The 9th Circuit ruling casts a wide net applicable to virtually any road, ditch, culvert, or channel. Such a wide net leads to the obvious and bizarre conclusion that Bull Run with its roads, dams, reservoirs, culverts and pipelines is an industrial polluter.
However the real impact goes beyond Bull Run. As noted in the Washington Times, if upheld:
[T]he 9th U.S. Circuit Court of Appeals in San Francisco will put federal courts into the business of managing every acre of privately owned timberland in America. Farmers beware. You could be next.
Fortunately, despite the lack of news coverage, the 9th Circuit ruling has not gone unnoticed, as Georgia-Pacific West and others have appealed to the U.S. Supreme Court. Additionally 26 states have intervened to ask the Supreme Court to review the case.
Twenty-six states joined in asking the Supreme Court Oct. 17 to overturn a ruling requiring regulators to treat logging roads as “point sources” of pollution whenever stormwater runoff from the roads is channeled
The states said a decision by the U.S. Court of Appeals for the Ninth Circuit disregarded the intent of Congress and failed to respect the Environmental Protection Agency’s reasonable interpretation of the Clean Water Act.
The States and private land owners are worried that:
“There are hundreds of millions of privately and publicly owned acres of forest land in the United States, with millions of miles of forest roads having some form of water conveyance, or channeling, associated with them,” the amicus brief said.
The Washington Times identifies the core issue of the ruling.
The new administrative burdens the 9th Circuit decision puts on landowners and federal and state government is staggering. The U.S. Forest Service reports there are about 378,000 road miles in our national forests and that it will need about 400,000 permits. By the most conservative estimate, adding in state and private forests nearly doubles that number. Other estimates place the total well into the millions. Simply obtaining the Forest Service’s permits will take 10 years.
Adding BLM administered, state and private lands to the tally and the required pollution discharge permits escalates into the millions. Millions of permits, millions of hours, and millions of dollars in a system for which any storm water that touches a human built structure is considered industrial pollution.
One has to wonder that if Oregon State forestry rules were inadequate as the NEDC suggests, then the solution would be to correct the State rules.
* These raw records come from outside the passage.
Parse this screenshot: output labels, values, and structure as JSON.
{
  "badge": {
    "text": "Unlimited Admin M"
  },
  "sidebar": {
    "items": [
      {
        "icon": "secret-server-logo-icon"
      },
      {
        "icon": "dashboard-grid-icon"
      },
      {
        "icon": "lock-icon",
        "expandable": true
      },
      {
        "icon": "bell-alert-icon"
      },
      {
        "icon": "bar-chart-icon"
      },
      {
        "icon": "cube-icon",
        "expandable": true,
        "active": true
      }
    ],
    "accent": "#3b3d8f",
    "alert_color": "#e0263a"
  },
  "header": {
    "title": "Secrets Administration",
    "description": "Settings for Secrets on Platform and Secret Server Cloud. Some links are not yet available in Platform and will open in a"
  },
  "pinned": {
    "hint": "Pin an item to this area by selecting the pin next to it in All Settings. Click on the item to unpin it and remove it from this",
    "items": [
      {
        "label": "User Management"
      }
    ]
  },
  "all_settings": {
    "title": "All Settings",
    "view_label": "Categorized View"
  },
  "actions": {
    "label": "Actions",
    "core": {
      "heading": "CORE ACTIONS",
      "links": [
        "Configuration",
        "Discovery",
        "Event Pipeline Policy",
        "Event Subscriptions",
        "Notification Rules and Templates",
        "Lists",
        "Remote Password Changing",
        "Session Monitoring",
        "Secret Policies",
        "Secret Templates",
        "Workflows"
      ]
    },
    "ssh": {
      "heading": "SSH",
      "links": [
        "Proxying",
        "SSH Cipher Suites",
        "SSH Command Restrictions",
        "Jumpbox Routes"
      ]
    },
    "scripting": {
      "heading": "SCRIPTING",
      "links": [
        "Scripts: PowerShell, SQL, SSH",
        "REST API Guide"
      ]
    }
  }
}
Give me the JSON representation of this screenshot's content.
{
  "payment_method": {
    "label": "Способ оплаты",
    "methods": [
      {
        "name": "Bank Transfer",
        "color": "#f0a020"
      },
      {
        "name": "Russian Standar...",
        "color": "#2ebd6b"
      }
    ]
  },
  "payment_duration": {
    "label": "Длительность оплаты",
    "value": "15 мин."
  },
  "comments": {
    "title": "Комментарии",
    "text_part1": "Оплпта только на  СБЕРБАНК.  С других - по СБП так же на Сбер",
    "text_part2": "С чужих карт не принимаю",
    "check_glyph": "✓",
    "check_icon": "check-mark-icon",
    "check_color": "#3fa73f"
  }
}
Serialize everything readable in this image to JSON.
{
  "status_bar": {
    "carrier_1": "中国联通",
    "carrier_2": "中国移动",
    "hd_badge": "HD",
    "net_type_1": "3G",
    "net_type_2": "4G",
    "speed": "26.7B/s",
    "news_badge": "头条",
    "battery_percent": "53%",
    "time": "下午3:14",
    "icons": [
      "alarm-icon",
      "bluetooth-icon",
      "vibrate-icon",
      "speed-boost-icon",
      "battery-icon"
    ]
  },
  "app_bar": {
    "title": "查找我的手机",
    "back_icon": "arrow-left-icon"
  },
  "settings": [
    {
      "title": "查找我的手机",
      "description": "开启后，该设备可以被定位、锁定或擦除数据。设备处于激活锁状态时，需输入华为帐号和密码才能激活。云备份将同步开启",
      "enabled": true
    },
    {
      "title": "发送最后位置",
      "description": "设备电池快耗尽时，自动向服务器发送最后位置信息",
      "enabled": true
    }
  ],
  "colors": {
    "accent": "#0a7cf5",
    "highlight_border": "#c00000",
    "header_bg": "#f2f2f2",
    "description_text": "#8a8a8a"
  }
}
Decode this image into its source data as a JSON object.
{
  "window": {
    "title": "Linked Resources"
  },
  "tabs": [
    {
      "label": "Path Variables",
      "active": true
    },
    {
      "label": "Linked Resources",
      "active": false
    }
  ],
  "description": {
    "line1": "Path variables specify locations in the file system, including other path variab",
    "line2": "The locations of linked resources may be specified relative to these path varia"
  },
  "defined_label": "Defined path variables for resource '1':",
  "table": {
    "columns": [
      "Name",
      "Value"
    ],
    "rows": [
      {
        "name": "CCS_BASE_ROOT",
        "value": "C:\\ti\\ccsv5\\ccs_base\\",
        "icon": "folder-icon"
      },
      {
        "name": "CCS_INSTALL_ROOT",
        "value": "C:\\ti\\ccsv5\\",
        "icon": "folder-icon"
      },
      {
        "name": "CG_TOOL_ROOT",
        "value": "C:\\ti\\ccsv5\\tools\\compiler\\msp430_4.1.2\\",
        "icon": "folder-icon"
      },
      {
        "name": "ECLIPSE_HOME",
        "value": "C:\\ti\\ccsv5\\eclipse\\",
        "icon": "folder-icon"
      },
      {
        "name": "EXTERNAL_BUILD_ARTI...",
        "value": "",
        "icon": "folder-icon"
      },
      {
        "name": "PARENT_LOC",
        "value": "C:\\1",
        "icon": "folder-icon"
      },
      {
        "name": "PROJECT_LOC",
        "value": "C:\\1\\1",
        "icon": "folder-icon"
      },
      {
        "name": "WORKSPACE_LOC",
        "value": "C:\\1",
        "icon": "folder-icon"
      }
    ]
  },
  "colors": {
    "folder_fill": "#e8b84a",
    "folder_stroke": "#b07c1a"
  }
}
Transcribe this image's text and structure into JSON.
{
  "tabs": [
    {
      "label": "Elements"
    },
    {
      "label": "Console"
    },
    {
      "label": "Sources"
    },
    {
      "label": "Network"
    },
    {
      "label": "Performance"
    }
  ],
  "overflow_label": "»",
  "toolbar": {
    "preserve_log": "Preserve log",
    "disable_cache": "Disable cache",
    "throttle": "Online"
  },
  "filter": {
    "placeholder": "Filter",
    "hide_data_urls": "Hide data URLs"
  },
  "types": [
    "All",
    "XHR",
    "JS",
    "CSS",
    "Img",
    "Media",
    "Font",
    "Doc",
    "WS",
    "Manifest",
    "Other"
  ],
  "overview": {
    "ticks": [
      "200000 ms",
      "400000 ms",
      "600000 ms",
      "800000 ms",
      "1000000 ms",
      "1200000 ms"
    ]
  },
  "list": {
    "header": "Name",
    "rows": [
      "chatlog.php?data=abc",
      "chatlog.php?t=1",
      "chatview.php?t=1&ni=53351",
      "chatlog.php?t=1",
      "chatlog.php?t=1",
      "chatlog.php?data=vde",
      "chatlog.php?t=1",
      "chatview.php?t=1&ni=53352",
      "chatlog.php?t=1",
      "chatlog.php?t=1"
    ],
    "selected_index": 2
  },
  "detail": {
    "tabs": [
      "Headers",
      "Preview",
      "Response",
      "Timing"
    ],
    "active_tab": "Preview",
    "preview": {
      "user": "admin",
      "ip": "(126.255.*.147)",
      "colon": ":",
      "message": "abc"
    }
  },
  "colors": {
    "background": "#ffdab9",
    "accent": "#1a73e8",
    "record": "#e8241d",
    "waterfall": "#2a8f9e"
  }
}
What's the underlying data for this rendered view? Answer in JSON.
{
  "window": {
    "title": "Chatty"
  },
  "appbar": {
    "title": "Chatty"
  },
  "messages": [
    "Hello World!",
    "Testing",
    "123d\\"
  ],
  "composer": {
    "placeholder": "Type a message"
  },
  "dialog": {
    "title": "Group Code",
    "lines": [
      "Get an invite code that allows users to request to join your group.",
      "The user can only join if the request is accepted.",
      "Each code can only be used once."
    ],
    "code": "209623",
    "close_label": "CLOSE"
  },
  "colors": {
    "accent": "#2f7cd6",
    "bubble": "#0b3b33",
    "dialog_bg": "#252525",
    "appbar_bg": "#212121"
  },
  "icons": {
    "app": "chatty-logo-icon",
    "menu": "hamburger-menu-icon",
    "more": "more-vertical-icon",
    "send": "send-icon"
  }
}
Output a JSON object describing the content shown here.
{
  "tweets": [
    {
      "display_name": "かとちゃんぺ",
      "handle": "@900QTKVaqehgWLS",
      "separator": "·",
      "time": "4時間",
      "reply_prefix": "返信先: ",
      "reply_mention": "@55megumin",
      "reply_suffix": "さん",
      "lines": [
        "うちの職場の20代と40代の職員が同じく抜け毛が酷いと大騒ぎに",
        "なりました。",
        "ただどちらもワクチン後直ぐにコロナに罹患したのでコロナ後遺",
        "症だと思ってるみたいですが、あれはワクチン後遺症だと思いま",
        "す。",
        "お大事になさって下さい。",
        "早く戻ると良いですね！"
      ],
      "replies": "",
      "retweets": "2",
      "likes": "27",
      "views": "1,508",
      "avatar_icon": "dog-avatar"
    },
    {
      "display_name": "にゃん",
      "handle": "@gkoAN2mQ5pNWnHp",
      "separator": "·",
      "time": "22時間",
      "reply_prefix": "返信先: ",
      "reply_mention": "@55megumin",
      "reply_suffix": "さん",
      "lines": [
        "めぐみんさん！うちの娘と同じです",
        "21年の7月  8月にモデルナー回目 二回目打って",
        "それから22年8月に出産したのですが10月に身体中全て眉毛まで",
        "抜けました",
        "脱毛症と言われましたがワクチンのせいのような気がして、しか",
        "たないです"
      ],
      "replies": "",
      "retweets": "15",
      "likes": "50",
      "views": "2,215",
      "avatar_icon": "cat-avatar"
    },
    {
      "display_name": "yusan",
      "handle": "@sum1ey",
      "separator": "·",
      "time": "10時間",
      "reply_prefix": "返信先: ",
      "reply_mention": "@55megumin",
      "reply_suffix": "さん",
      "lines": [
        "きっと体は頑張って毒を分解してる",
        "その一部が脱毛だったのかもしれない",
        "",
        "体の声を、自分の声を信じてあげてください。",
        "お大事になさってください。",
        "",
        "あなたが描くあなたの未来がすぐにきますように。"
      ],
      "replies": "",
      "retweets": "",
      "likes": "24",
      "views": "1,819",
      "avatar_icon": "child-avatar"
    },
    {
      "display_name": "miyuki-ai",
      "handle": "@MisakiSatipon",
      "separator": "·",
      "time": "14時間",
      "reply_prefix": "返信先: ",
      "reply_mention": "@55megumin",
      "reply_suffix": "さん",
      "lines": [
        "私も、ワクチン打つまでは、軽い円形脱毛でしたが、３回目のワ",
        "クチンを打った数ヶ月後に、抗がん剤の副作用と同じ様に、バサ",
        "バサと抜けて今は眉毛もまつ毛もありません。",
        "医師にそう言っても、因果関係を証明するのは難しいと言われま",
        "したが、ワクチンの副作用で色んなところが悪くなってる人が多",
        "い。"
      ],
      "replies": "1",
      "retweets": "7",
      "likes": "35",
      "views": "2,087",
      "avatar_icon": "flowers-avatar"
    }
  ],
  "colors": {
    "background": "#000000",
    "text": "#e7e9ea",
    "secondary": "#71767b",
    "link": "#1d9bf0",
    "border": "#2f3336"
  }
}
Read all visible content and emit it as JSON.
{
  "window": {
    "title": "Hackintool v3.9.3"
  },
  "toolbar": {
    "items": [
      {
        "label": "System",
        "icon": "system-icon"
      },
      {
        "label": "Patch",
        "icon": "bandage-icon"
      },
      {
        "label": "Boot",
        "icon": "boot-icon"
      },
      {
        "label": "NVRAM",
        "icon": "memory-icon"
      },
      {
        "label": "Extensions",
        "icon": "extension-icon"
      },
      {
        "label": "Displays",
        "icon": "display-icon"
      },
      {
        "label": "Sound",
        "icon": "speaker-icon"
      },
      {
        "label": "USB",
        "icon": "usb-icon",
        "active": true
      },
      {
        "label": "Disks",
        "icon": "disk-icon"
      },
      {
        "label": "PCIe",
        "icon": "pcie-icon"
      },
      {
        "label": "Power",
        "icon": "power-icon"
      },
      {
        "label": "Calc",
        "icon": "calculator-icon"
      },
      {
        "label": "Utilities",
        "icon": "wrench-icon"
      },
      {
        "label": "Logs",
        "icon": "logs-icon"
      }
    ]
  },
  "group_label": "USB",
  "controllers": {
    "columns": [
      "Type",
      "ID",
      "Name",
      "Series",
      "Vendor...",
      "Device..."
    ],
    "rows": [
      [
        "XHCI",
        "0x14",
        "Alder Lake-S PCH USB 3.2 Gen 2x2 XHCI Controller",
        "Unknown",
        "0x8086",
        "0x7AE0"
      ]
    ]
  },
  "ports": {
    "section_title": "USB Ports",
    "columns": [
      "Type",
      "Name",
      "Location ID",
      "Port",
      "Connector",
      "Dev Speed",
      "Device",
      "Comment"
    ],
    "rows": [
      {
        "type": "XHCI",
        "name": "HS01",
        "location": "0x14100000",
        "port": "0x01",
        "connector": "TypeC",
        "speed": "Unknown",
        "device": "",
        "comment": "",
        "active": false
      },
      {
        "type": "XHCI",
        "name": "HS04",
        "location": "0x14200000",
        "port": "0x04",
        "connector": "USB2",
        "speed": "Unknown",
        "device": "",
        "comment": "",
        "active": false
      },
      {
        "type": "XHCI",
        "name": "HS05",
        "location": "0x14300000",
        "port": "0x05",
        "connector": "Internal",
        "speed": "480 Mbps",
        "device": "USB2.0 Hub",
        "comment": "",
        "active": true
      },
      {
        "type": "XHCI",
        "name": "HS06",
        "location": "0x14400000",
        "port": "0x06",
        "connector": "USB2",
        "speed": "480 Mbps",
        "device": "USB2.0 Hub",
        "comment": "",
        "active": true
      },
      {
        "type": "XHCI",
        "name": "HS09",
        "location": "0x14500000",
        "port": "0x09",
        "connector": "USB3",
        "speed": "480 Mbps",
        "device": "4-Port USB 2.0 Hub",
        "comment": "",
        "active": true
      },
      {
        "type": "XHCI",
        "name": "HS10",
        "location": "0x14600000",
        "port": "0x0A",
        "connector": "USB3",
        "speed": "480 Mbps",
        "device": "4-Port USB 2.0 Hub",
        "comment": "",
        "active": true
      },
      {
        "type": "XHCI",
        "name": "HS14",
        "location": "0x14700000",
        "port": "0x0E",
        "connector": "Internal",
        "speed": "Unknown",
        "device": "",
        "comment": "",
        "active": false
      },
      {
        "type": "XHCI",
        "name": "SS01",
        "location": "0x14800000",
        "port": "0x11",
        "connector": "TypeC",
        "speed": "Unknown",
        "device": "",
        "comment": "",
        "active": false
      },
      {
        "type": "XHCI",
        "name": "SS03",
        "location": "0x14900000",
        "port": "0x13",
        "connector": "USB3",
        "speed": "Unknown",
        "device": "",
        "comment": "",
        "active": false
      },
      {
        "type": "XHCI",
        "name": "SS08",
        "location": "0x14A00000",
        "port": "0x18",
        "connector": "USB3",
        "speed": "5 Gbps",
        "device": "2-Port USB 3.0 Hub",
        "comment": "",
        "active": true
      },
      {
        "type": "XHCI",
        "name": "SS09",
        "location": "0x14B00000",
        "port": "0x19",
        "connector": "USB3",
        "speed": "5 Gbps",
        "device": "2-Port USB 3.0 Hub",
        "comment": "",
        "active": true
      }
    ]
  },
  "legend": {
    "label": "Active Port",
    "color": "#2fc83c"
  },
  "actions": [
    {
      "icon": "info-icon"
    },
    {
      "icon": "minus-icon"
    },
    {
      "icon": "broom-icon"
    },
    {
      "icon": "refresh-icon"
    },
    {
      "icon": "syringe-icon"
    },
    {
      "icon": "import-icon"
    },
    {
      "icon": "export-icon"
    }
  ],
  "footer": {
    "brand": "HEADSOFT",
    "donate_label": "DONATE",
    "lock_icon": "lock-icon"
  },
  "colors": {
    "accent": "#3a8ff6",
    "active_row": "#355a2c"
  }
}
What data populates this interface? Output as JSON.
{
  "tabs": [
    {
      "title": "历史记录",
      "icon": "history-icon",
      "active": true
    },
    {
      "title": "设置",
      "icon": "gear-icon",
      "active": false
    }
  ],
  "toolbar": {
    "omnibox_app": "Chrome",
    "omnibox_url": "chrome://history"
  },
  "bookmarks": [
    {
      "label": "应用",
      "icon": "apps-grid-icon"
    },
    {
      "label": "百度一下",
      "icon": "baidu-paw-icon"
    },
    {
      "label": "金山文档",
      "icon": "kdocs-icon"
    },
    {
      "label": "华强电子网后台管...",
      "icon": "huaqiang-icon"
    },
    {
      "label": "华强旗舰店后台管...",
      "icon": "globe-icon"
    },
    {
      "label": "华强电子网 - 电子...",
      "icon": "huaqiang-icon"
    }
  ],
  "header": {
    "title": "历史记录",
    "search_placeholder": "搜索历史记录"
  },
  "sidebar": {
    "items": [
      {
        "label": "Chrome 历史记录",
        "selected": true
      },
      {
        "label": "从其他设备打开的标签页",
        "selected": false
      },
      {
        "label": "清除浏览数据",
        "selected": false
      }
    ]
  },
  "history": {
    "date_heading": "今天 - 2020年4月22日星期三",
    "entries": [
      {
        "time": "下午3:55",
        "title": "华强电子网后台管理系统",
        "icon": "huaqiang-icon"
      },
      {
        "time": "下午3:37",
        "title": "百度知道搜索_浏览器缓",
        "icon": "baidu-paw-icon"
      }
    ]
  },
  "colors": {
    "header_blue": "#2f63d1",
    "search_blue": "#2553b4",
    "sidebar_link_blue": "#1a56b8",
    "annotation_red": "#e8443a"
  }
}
Simply layering on an additional level of federal permits with massive paperwork requirements will not accomplish that task. Unless the goal is something other than reducing storm water sediment.
In late breaking news as this article heads to press the Supreme Court “Justices invited the Solicitor General’s office to provide the Court with the federal government’s views on whether timber companies must get a federal permit…” “The Environmental Protection Agency has previously taken the position that a permit is not needed for that kind of stormwater runoff, but the Ninth Circuit Court has disagreed.” Justice Stephen G. Breyer is recused in these cases.
The appeal issue arises in two cases: Decker v. Northwest Environmental Defense Center (11-338) and Georgia-Pacific West v. Northwest Environmental Defense Center. The 26 State brief can be found here.
[Ed. note] On a hopeful note, the left-leaning U.S. Ninth Circuit Court of Appeals has more rulings overturned by the U.S. Supreme Court than any of the thirteen U.S. courts of appeals. The U.S. Ninth is “a Circuit whose opinions are so far outside the judicial mainstream that they’re constantly being reversed by the Supreme Court”.